Health reform, whether like that of Canada, Germany, England or France, you find that most in these countries accept the fact that health care, universally provided and available, helps advance the health of the people while also strengthening the body politic against division.
Put another way, health care, universally provided, helps heal the divides of any democracy; in England, it is class, in Canada, it is class and regions, in France, it is a mixed system that provides universal health provision while healing the divides of class and regions.
France, according to Dr. Tom Ricketts, of the University of North Carolina, a former student and now my teacher, and who has had much experience in France, says that beyond class region is a powerful divide in France and universal health care is part of the 'Rights of Man' which serves to bind the many facets of the French health care system. Here is more on France from Tom Ricketts:

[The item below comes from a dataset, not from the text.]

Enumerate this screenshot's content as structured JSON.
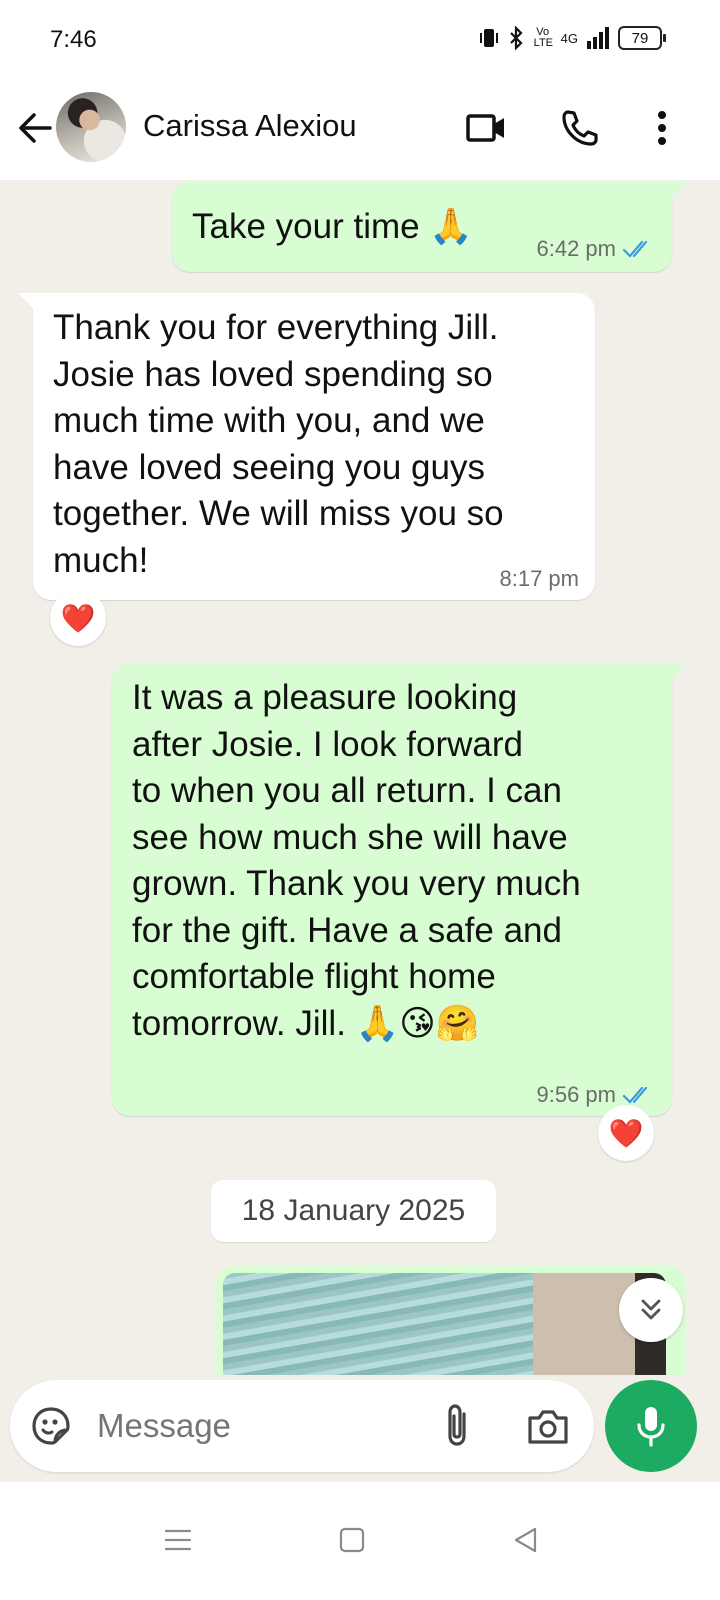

Now to France…no, it is not classes that make the divides…the revolution lives there much more than here and the upper class lost that battle. The sense of classlessness is really dominant and runs through law and social norms. The remains of the upper class are ridiculed widely and the French view themselves as clearly “not British”--nor American, with our economic strata. What is also felt is the history of invasion, from Caesar to the Prussians (three times) and now the invasion from the colonial “experiment.” The outlying parts of France are called the “Outre Mer” which translates as “overseas” but the Outre part also means “outsider” as well as “outraged”…and the play on words is played well by the right wing who see hat Trump sees, a civilization and culture being invaded from the south.
Health insurance in France is complicated and the British notion of a nanny-NHS that brought the classes together in the system is not relevant in the former. Gallia est omnes divisa in parts…. is what Caesar wrote and gave it three regions…Waverly Root divided it into three as well, “Butter, Lard, and Olive Oil” and the “average” French person will feel his nation is divided by region (Fractious Bretons and Basques, Rude and grasping flatlanders from Lille, mumbling louts from the foothills of the Pyrenees, etc) the same average French person recognizes now that the nation is a mix of cultures and beliefs (think Arab and African, “pied-noires” and remnants of Caesar’s legions from Italy) but the sense of French-ness is conveyed by the Lycee and the universal curriculum of the schools, the police system that is centralized, the local mayors who answer to the central government, and the statement of the “rights of man” that does guarantee something like health care. Universal healthcare came to France only after the 1960s—though it was essentially universal after the WWII, but complicated and tied to employment or its lack. Access to care is now an issue and seen as a challenge to the capacity of the bureaucracy. But the local “village doctor” remains the norm, private hospitals, and clinics exist—sometime in the same building with overlapping staffs.
France sees health care as a part of the “rights of man” ideal—a contract, as it were, tied to citizenship (note the reward for the hero from Mali who saved the child in Paris this week was citizenship). Health care is a part of the French political contract that reflects “natural rights.” It doesn’t really bind classes but it does treat cultures equally. It does that while retaining a certain cultural sense of itself—French doctors are not often African, nor are nurses—this is changing very slowly—there’s a movie about this: an African who sets up a practice in a conservative village and then earns their love and respect—The movie came out in 2016 and is based on the true life of a Congolese doctor who settled in rural Picardie in the 1970s. The key point being the discussion wasn’t really had until 2016…after his son made the movie….